- 2010, New York: $ 500,000 Verdict: A 61-year-old woman underwent multiple procedures to repair a bunion and hammer toes on her right foot. Two weeks after the surgery, she visited a podiatrist for a postoperative visit. During her visit, her foot was noted for being swollen and red with discharge. She was prescribed an antibiotic. She returned the following week with yellow discharge and blisters along the suture on her foot. A culture was performed. The wound was diagnosed as having been infected, and she was prescribed a different antibiotic. Two weeks later, as her symptoms worsened to discoloration and raised skin temperature, she was referred to Huntington Hospital. She was diagnosed with osteomyelitis and underwent surgery to clean out the necrotic bone. She sued the podiatrist who performed her initial surgery as well as the podiatrist who conducted her postoperative consults. Plaintiff claimed the Defendants failed to perform appropriate tests to rule out infection. Plaintiff’s expert podiatrist testified that a culture should have been performed which would have indicated infection. Defendants argued that Plaintiff’s symptoms were not caused by infection but by her banging her foot. A Nassau jury found the podiatrist conducting the postoperative visits 100% liable and awarded the Plaintiff $500,000.
These are sample settlements and verdicts that were favorable to plaintiffs. These are the winners. We stepped over some defense verdicts in putting this list together.
These verdicts should be a tool in understanding the value of these cases. But you cannot use these results to predict the settlement or trial value of any individual case. It would be an easier world if we could just grab a prior result and say the case is a sure winner and worth X. But the real world is much more complicated.Staph Infections
Many staph infections can also occur outside of a hospital setting. The challenge for doctors is to differentiate between MRSA and a more routine staph infection because detection of a MRSA staph infection is not possible based on physical examination alone.Hiring a Lawyer for Your Maryland Infection Claim
We handle hospital malpractice cases, including those involving infections.
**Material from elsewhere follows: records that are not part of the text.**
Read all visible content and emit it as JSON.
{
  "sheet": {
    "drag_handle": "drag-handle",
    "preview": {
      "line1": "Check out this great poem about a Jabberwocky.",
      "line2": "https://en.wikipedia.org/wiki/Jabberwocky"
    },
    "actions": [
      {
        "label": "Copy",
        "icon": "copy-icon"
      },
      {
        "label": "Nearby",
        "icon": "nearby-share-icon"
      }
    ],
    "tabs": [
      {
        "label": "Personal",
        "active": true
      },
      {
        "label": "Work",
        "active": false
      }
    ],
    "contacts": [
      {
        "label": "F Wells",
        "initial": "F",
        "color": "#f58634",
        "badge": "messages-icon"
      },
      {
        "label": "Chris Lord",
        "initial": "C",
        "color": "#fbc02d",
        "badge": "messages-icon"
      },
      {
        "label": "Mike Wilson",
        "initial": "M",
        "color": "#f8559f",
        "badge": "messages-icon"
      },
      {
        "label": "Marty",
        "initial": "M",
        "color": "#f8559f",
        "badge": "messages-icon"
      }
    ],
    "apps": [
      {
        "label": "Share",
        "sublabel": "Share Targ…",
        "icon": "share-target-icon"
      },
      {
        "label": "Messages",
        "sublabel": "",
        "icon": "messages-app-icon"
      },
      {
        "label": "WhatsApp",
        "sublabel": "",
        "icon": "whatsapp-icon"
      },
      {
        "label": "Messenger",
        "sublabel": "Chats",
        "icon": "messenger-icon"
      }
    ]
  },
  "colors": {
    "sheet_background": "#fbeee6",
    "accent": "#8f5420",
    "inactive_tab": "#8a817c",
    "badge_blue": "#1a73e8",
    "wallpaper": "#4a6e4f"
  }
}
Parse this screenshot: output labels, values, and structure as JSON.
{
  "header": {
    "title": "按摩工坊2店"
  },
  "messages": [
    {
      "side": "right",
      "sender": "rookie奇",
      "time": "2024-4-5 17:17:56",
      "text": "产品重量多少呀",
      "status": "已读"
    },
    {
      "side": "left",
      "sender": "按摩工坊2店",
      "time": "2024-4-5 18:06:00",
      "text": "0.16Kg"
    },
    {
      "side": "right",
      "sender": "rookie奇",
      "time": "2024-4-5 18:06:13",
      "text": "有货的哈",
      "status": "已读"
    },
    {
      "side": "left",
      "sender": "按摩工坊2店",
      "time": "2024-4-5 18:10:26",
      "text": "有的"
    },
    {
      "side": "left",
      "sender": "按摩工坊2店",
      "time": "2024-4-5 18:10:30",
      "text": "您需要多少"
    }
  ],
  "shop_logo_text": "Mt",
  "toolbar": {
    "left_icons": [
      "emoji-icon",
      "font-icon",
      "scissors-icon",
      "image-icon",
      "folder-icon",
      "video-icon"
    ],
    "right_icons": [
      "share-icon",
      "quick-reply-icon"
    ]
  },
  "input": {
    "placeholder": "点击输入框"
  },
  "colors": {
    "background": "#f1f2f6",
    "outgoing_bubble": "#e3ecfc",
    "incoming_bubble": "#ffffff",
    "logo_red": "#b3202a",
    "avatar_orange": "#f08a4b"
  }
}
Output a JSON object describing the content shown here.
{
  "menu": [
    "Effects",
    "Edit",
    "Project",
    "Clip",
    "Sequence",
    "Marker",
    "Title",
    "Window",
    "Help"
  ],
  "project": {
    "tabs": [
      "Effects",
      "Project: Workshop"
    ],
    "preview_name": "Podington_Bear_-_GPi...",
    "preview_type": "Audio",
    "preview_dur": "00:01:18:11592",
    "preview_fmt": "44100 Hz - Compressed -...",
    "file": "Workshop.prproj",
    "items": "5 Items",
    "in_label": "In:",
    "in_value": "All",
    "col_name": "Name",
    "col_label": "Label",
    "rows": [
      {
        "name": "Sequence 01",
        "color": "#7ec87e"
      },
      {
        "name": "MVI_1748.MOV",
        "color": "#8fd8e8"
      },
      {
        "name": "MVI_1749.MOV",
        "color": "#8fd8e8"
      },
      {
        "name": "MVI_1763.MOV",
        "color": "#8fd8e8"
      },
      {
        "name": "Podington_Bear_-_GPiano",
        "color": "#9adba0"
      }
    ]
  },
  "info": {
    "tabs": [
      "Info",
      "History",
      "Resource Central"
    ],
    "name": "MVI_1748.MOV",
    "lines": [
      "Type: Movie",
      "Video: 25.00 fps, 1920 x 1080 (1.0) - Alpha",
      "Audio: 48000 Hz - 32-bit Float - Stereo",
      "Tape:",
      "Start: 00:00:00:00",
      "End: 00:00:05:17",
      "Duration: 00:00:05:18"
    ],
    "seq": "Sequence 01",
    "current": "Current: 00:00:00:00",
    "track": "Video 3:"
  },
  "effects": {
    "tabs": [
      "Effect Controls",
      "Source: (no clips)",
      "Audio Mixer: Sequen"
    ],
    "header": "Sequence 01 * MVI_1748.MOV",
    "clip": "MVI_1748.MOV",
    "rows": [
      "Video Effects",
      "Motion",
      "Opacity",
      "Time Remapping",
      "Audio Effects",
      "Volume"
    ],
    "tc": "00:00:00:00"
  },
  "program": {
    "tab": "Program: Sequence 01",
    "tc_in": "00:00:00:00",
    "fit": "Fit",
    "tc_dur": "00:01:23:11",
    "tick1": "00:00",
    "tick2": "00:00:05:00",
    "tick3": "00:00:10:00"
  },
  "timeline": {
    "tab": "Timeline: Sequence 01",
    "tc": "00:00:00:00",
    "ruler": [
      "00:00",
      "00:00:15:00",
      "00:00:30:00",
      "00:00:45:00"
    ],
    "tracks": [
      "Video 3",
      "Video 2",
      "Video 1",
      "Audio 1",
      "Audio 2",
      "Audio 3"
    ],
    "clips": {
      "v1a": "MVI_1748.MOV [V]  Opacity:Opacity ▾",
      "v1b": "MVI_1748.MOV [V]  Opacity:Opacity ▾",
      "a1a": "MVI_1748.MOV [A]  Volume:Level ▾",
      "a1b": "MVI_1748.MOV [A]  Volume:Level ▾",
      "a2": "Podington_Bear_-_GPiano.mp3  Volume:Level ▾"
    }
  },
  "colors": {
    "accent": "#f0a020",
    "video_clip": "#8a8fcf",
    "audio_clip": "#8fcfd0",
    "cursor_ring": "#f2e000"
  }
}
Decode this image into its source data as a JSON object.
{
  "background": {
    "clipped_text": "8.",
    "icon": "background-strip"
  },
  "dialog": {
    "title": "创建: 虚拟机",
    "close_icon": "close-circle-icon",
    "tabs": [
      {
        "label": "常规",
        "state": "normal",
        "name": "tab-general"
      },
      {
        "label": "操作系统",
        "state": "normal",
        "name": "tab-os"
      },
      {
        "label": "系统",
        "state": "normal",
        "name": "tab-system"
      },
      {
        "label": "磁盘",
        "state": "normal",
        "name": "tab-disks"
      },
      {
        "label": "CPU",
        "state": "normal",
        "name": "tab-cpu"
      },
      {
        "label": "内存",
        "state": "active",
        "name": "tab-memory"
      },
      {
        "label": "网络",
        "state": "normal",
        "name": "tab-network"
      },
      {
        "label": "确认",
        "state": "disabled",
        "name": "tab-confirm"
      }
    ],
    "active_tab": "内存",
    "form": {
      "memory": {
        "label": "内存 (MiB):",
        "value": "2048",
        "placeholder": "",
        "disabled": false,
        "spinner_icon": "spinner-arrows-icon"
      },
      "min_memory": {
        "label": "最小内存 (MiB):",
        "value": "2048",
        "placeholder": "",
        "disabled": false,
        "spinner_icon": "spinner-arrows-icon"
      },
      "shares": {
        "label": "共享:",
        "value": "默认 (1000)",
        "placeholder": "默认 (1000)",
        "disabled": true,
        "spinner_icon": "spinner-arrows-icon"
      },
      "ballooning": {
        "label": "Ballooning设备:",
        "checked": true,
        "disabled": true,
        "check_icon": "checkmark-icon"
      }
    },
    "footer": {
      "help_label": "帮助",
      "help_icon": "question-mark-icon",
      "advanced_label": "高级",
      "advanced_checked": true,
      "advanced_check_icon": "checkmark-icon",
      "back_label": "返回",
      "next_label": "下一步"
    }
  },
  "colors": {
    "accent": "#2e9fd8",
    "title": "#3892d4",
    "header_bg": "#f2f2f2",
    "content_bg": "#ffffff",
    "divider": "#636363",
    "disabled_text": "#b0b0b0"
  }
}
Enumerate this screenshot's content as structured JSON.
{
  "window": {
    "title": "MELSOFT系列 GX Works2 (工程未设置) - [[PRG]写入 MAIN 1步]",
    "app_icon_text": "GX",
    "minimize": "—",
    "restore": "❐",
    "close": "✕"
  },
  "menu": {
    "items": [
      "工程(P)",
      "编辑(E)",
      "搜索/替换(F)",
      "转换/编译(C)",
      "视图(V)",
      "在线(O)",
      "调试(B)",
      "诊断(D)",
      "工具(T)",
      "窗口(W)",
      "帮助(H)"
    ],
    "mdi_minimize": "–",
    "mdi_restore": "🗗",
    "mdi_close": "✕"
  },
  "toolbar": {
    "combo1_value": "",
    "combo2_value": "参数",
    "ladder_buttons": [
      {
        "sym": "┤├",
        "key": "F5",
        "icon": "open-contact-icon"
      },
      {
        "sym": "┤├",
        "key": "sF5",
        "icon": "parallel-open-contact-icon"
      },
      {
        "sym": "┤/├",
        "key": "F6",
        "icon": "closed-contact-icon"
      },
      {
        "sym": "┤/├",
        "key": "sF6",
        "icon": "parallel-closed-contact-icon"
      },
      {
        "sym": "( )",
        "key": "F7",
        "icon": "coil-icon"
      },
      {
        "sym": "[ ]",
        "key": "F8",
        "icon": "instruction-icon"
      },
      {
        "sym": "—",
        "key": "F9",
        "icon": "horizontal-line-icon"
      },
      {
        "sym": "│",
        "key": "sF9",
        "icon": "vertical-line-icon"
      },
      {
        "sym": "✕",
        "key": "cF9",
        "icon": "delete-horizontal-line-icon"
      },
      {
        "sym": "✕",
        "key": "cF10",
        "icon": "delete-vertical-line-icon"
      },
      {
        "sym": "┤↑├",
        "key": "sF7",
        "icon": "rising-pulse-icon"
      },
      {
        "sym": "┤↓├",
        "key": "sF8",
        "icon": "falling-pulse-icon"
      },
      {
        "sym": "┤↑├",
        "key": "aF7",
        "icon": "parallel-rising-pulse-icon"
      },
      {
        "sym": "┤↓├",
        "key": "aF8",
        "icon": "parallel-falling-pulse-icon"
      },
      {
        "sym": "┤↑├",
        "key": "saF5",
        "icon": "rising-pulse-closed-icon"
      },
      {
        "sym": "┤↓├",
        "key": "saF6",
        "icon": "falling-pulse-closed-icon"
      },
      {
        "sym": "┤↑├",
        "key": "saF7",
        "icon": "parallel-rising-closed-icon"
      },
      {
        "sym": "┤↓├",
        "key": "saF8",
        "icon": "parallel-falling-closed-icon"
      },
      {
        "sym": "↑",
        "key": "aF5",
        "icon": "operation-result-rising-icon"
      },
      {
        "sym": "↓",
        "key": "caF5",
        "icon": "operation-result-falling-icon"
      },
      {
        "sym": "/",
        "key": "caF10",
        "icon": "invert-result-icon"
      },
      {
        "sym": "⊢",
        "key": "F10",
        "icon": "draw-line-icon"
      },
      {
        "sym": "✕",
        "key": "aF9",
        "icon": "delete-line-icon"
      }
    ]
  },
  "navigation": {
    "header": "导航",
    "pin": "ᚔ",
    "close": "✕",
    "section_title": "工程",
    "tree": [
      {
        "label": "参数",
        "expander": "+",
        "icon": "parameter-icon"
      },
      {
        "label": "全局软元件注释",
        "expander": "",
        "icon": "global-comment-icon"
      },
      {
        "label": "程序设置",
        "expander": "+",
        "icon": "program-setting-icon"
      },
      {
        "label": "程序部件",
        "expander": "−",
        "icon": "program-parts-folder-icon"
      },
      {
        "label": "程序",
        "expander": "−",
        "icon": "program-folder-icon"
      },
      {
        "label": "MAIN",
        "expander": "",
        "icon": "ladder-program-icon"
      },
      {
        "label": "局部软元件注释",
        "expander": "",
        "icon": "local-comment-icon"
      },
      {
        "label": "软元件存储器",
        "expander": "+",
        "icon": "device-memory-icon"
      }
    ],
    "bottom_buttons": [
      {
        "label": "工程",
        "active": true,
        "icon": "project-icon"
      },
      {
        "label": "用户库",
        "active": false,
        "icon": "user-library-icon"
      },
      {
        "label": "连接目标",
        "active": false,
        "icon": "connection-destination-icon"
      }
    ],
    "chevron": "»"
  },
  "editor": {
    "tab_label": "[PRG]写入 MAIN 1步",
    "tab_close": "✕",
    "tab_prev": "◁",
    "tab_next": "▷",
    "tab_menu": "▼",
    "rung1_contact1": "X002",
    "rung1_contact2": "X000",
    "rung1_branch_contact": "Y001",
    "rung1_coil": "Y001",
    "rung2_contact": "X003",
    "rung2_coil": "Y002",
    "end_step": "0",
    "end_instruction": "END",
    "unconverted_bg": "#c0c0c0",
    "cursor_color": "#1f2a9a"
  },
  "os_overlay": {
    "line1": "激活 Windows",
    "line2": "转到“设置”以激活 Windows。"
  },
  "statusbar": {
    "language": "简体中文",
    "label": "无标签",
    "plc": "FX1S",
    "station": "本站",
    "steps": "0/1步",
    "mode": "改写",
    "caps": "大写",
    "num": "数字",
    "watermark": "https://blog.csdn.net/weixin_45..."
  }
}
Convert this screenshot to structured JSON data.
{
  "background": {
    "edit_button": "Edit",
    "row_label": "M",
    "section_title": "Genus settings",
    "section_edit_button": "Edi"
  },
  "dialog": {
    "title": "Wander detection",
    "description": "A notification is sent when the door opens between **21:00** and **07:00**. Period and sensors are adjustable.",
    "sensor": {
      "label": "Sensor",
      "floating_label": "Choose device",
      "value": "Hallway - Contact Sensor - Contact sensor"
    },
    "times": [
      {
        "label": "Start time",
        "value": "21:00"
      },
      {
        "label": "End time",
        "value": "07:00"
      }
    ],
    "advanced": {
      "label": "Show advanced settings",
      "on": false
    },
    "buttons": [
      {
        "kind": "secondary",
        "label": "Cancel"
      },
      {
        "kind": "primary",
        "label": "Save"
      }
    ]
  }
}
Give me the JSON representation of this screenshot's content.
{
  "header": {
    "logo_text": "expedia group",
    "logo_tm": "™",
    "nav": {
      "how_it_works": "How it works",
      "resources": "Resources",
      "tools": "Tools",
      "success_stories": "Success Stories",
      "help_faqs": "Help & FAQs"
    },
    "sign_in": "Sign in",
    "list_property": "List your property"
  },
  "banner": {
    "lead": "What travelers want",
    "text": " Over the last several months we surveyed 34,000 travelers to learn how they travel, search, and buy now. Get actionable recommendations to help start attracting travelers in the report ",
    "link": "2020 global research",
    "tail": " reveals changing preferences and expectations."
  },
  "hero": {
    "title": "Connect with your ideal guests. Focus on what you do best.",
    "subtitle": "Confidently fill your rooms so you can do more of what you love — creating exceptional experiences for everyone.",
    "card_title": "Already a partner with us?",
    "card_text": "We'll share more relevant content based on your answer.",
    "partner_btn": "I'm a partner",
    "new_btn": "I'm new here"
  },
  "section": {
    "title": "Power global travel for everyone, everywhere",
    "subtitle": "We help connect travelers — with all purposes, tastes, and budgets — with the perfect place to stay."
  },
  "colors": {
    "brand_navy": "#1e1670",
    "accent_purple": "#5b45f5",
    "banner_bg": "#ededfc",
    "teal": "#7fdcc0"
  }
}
If you have been injured as the result of medical or hospital malpractice or negligence, call us 800-553-8082 or click here for a free consultation.Other Hospital Infection Resources for Malpractice Lawyers and Victims
- CDC statistics that show just how daunting the problem is
- Osteomyelitis: dangerous bone infections
- Learn more about sepsis misdiagnosis lawsuits
- Take a look at a sample sepsis wrongful death lawsuit filed in 2016 in Montgomery County
- A 2018 amputation case following a MRSA infection in U.S. District Court
- Hospital Negligence: how these cases are fought and a look at Maryland hospitals
- Maryland Medical Malpractice Claims: every state is different -- Maryland has a lot of unique laws and conditions you must meet to make a claim
- Emergency Room Negligence: common malpractice arena
- Frequently Asked Malpractice Questions